Creation is the realm of Eros. No, I don’t mean eros as in erotic. That is nothing new for women–being erotified, objectified, by men and, increasingly, by ourselves. Using our bodies as our selves, too much the measure of who we think we are. As Mary Wollstonecraft noted in the eighteenth century, “Taught from infancy that beauty is woman’s sceptre, the mind shapes itself to the body, and roaming round its gilt cage, only seeks to adorn its prison.” Of course the aspiration toward beauty is a transcendent ideal that illumines our humanity, but our fixation on appearance and sexuality has limited our expression of Eros to the realm of the erotic. Likewise, our creativity has mostly been expressed through procreation.
Why is this important? Because to create the future demands far more from us than the female capacities for sex and reproduction. Eros is not only the expression of erotic love, but more importantly was the first Greek deity to emerge from Chaos, coming into being simultaneously with the earth and the underworld. Creation couldn’t have happened without it. I’m referring to Eros as the primordial creative impulse, the Light that illumines all being and gives order to all creation.
This capacity of Eros to create, at the most primary level of consciousness itself, is what we women need to cultivate, develop, and express to create the new. What I am saying may be difficult to understand. But that is because the ability to do this is just emerging at the leading edge of human consciousness.
Eros is the dynamic source of a new spiritual liberation. Andrew Cohen, my spiritual teacher, speaks of it as a new and evolutionary enlightenment. Traditional enlightenment is based on the discovery, some few thousand years ago, that at the depth of each human being is a vast, limitless, and timeless realm of pure being that is the foundation of all manifest reality. (Think Eckhart Tolle and The Power of Now.) The new enlightenment that Andrew has pioneered is based on the discovery of Eros, or as he also calls it the evolutionary impulse, that is the purest form of the creativity that blasted the cosmos into manifestation fourteen billion years ago. In human beings, this creative drive has become conscious–it is what distinguishes us from all other forms of life. Liberating this pure force of Eros, this creative potential of consciousness, through us and as us, we find that we take on our shoulders the responsibility and capacity to create the very structures of consciousness that are the ground of who we are and can be.
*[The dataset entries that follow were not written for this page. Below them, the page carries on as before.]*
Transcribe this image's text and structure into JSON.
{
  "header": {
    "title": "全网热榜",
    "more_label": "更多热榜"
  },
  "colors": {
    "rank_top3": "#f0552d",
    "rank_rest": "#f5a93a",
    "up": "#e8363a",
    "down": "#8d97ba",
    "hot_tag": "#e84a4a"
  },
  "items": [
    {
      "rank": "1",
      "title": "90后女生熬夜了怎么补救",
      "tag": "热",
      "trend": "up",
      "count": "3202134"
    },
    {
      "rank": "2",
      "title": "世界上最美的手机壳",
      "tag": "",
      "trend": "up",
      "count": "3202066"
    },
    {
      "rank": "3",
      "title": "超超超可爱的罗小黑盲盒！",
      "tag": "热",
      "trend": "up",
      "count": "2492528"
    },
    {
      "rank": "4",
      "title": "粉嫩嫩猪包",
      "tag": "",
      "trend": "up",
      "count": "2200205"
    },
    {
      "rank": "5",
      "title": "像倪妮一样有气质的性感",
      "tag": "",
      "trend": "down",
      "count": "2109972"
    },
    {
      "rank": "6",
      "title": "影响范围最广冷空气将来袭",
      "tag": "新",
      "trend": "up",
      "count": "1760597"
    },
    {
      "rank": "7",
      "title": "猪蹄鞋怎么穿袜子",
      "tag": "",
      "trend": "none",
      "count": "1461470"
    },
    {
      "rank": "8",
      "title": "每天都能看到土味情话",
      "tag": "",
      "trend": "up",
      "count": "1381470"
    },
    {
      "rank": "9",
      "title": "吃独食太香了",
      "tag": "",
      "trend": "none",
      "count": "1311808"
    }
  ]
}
It’s something that never has happened before. Only now, as human beings have become so sophisticated, self-reflective, and individuated, can we even begin to discriminate and align with this force in consciousness so that we can begin to guide evolution itself. (Yes, I mean it–this is enormous, and demands a purity of motivation that is ultimately challenging. Only then can we become fit vehicles for this creative intelligence to work through us.)
And it is particularly something that has never happened with or through women. In the thousands of years in which human culture has developed from foraging bands into technosophisticated globalization, women have not been the ones who have innovated the next breakthrough, put our lives on the line to stake new ground, or taken the risks that open up space in what was once unknown. We have not played a role in creating the new in culture. It’s not our fault. We were doing what needed to be done: bearing and raising children. And now, even after the noble struggle for equal rights in the 60s and 70s, we are not equal in our willingness to risk, to step off the edge of what we know, in order to create the future that we say we want.
Does that bug you? It has bugged me and the spiritual sisters with whom I have been engaged in a radical experiment with Andrew Cohen (and our spiritual brothers) to live on this edge and fly on the wings of Eros to create the new together. Women are much less identified with this impulse for the new.
In fact, in the postmodern spiritual world (which has been influenced by the feminist zeitgeist), women are seen as the new. The feminine–which emphasizes women’s traditional biological and nurturing role–is considered to be the solution to a world gone awry. Men are the problem; women are the answer. And in defining women in this way, we reinstate the old, tying women to all of the qualities that we developed during millennia of being subordinate. That subordination–the attentiveness to other’s needs, the need to look good in other’s eyes, the fear of standing out on our own–has shaped the structures of our selves at the deepest levels. It is the feminine.
And it is what we need to free ourselves from. This is the birth of a new women’s liberation–liberated from identification with the roles and structures in ourselves that were born in patriarchy and that have become who we think we are. This is our challenge, the edge we need to leap off of in order to grab onto Eros’s wing and take flight into a world that we don’t know, can’t quite imagine, and yet desperately long for.
Here’s to a new beginning, the start of a new world. I hope that you will join me and my sisters as we chronicle our progress in cultivating Eros and developing a new perspective on who we are in culture and where we need to go.